PHNOM PENH Jan 10 Tens of thousands of garment
workers have returned to work in Cambodia since a strike for
higher pay was put down with deadly force by the authorities
last week but employers are now piling up lawsuits against trade
unions over the two-week dispute.
The garment makers' association said most workers had
returned to work around the country by Friday although only
about 60 percent had shown up at the Canadia Industrial Park in
the capital, Phnom Penh, where military police opened fire on
Jan. 3, killing three strikers according to the government.
The park is home to factories that make clothes for Western
brands such as Adidas AG, H&M Hennes & Mauritz AB
and Puma SE.
"The lawsuits will focus on incitement to strike, damage to
property and assets, coercion and threatening workers who want
to work," Ken Loo, secretary-general of the Garment
Manufacturers Association in Cambodia (GMAC), told Reuters.
Khieu Sambo, an attorney representing firms against the six
unions involved in the strike, told Reuters that more than 150
factories had filed lawsuits and more were being prepared.
Chea Mony, president of the Free Trade Union, one of those
targeted, said the judiciary was politicised but he would still
fight the charges in court.
"They sued us because they want to intimidate us so we won't
strike any more and we won't help the workers," he said. "We are
The U.N. human rights agency said this week five people were
killed and 20 wounded by gunfire and beatings when military
police opened fire on the workers, who were demanding a rise in
minimum pay to $160 per month from $100.
The workers, allied with an anti-government protest
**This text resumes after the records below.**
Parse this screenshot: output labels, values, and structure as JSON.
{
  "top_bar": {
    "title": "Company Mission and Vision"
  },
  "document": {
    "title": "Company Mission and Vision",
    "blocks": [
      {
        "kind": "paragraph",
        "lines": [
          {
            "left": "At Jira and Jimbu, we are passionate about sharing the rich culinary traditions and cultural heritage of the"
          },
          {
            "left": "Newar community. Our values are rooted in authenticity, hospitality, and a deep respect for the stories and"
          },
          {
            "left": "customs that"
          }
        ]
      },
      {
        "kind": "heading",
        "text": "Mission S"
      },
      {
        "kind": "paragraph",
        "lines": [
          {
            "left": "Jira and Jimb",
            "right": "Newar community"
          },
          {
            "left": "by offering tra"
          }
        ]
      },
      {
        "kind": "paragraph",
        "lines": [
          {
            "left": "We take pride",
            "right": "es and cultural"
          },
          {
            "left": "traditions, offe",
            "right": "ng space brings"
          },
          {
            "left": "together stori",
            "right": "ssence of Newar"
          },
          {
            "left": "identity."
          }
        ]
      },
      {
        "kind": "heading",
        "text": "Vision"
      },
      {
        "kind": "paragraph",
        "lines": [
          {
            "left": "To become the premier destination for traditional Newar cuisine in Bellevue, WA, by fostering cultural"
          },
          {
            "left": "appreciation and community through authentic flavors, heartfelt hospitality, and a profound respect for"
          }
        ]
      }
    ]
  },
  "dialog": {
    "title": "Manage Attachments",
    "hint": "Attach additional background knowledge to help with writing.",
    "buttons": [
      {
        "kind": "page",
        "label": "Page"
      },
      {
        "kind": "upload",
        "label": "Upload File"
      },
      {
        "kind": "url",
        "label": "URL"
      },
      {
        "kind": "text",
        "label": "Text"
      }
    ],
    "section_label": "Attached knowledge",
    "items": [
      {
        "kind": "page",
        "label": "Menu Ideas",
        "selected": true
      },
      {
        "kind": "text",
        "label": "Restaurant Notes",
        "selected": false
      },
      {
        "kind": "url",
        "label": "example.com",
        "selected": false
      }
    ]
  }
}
movement, were among 350,000 who had gone on strike since Dec.
24, threatening to cripple the country's main export industry,
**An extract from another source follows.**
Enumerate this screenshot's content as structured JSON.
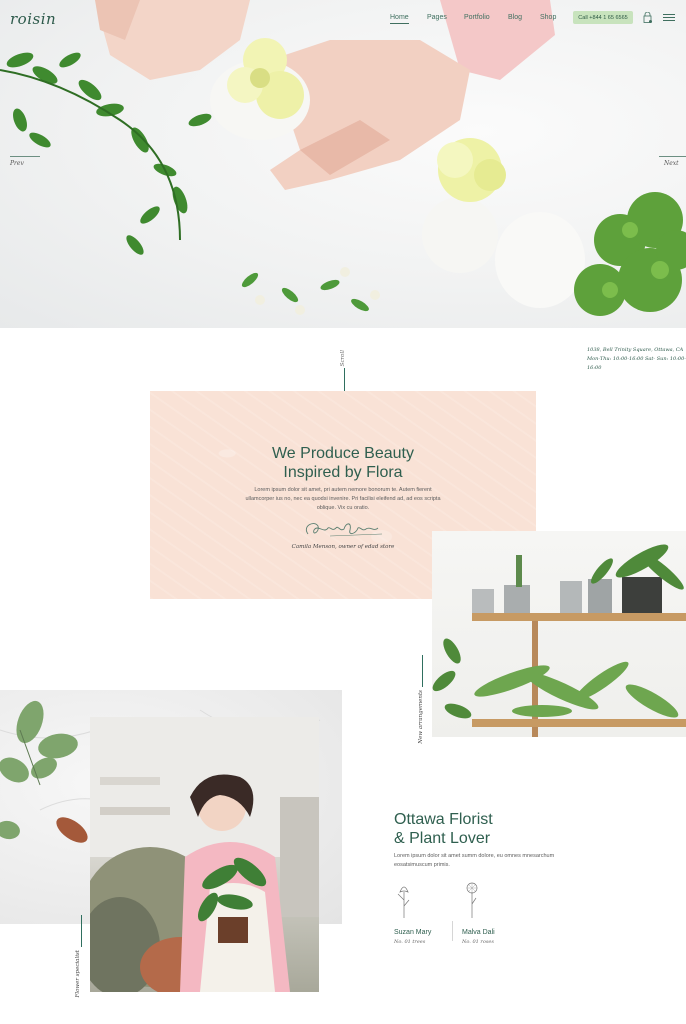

which earns more than $5 billion in revenue a year.
The opposition Cambodia National Rescue Party (CNRP) had
been protesting against what it called the fraudulent election
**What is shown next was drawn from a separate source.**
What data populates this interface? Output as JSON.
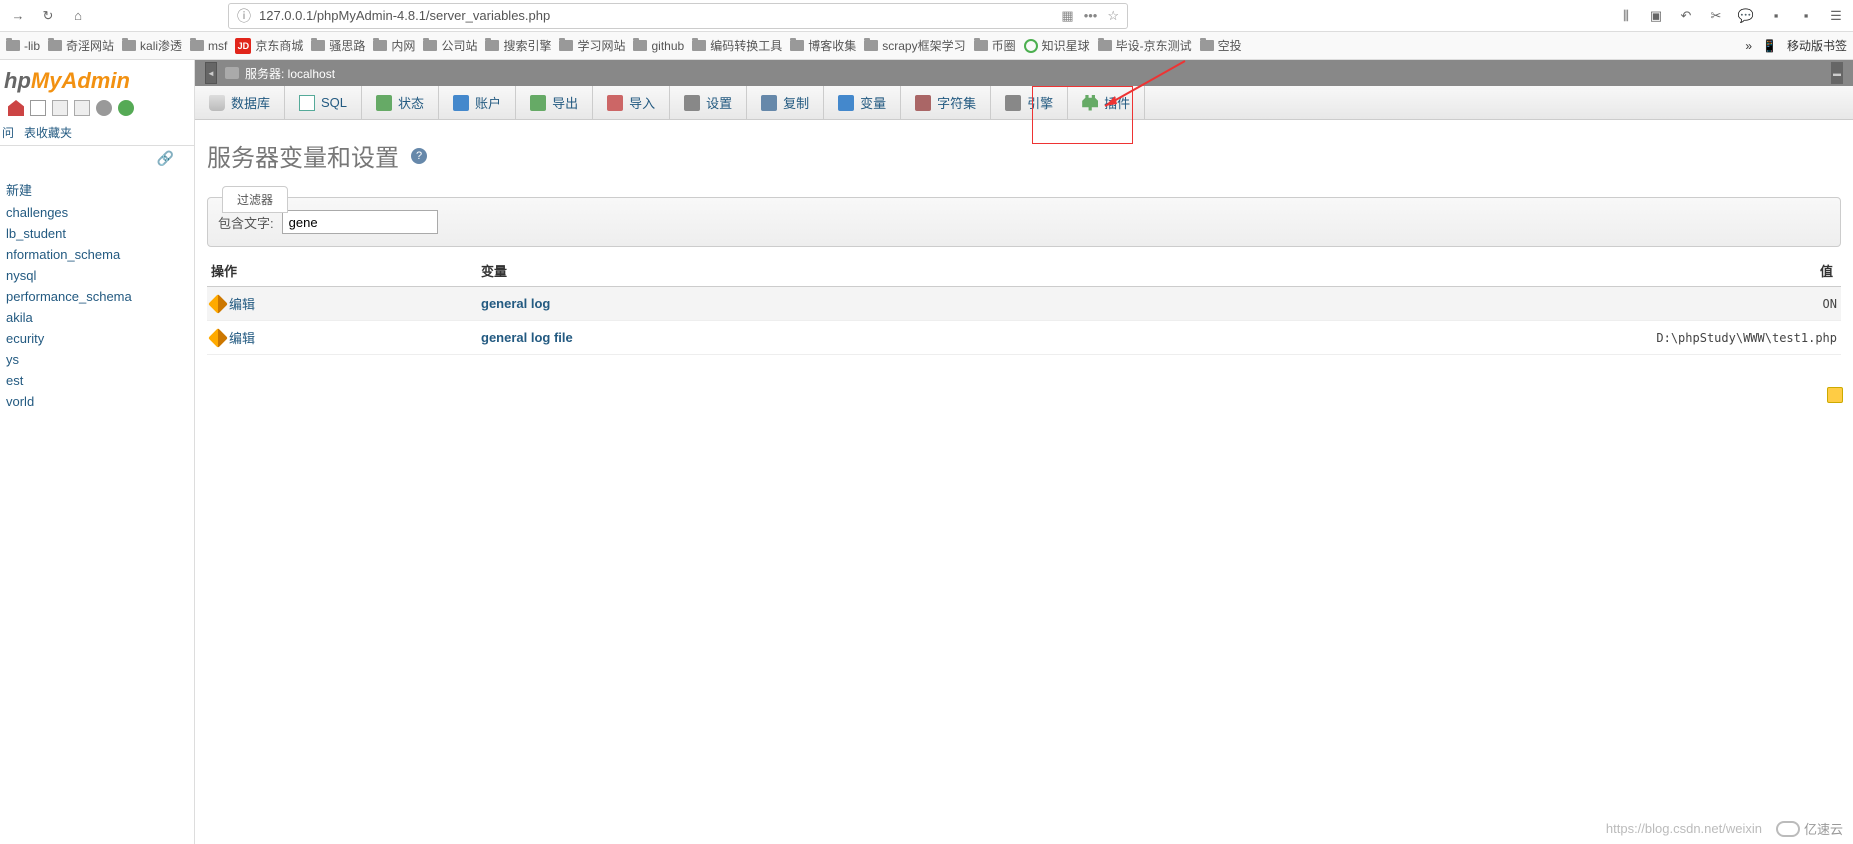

victory in July won by long-serving Prime Minister Hun Sen. It
wants the vote to be re-run.
The strike ended after the police crackdown, while the CNRP
called off its protest the next day after the authorities
dismantled its protest camp in a Phnom Penh park.
The CNRP had promised to double the minimum wage in the
garment sector to $160 a month if it won power.
The government had offered first $95, then $100, a rise of
25 percent. The unions rejected that but GMAC's Ken Loo said a
minimum wage of $100 would come into force on Feb. 1.
(Reporting by Prak Chan Thul; Editing by Alan Raybould and